* _DATA UNDER STUDY_
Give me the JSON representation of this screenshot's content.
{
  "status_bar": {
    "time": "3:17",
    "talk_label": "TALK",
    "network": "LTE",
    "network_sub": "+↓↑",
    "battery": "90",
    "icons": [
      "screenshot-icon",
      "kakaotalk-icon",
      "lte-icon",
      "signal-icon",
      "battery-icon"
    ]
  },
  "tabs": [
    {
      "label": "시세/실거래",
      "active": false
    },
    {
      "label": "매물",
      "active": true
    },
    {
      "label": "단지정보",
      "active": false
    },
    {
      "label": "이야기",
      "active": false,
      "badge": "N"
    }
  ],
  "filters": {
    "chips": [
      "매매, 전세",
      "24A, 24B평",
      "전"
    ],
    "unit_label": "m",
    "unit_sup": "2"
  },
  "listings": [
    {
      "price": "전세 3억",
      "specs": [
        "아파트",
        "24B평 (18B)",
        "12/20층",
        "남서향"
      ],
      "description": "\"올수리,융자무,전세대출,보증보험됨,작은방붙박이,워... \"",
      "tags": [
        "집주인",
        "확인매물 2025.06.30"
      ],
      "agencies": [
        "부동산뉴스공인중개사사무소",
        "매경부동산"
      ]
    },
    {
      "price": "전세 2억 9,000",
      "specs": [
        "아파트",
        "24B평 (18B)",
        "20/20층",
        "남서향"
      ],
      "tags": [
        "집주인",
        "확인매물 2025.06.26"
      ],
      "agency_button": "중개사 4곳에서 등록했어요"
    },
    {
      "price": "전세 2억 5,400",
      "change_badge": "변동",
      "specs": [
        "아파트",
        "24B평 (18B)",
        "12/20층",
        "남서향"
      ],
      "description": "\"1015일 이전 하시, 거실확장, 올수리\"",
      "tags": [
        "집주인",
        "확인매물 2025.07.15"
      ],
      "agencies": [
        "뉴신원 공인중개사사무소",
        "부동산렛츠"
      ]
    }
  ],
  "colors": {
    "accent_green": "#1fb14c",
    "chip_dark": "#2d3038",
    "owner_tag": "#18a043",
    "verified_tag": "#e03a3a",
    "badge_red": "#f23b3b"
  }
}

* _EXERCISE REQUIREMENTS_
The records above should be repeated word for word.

* _EXPECTED OUTPUT_
Give me the JSON representation of this screenshot's content.
{
  "status_bar": {
    "time": "3:17",
    "talk_label": "TALK",
    "network": "LTE",
    "network_sub": "+↓↑",
    "battery": "90",
    "icons": [
      "screenshot-icon",
      "kakaotalk-icon",
      "lte-icon",
      "signal-icon",
      "battery-icon"
    ]
  },
  "tabs": [
    {
      "label": "시세/실거래",
      "active": false
    },
    {
      "label": "매물",
      "active": true
    },
    {
      "label": "단지정보",
      "active": false
    },
    {
      "label": "이야기",
      "active": false,
      "badge": "N"
    }
  ],
  "filters": {
    "chips": [
      "매매, 전세",
      "24A, 24B평",
      "전"
    ],
    "unit_label": "m",
    "unit_sup": "2"
  },
  "listings": [
    {
      "price": "전세 3억",
      "specs": [
        "아파트",
        "24B평 (18B)",
        "12/20층",
        "남서향"
      ],
      "description": "\"올수리,융자무,전세대출,보증보험됨,작은방붙박이,워... \"",
      "tags": [
        "집주인",
        "확인매물 2025.06.30"
      ],
      "agencies": [
        "부동산뉴스공인중개사사무소",
        "매경부동산"
      ]
    },
    {
      "price": "전세 2억 9,000",
      "specs": [
        "아파트",
        "24B평 (18B)",
        "20/20층",
        "남서향"
      ],
      "tags": [
        "집주인",
        "확인매물 2025.06.26"
      ],
      "agency_button": "중개사 4곳에서 등록했어요"
    },
    {
      "price": "전세 2억 5,400",
      "change_badge": "변동",
      "specs": [
        "아파트",
        "24B평 (18B)",
        "12/20층",
        "남서향"
      ],
      "description": "\"1015일 이전 하시, 거실확장, 올수리\"",
      "tags": [
        "집주인",
        "확인매물 2025.07.15"
      ],
      "agencies": [
        "뉴신원 공인중개사사무소",
        "부동산렛츠"
      ]
    }
  ],
  "colors": {
    "accent_green": "#1fb14c",
    "chip_dark": "#2d3038",
    "owner_tag": "#18a043",
    "verified_tag": "#e03a3a",
    "badge_red": "#f23b3b"
  }
}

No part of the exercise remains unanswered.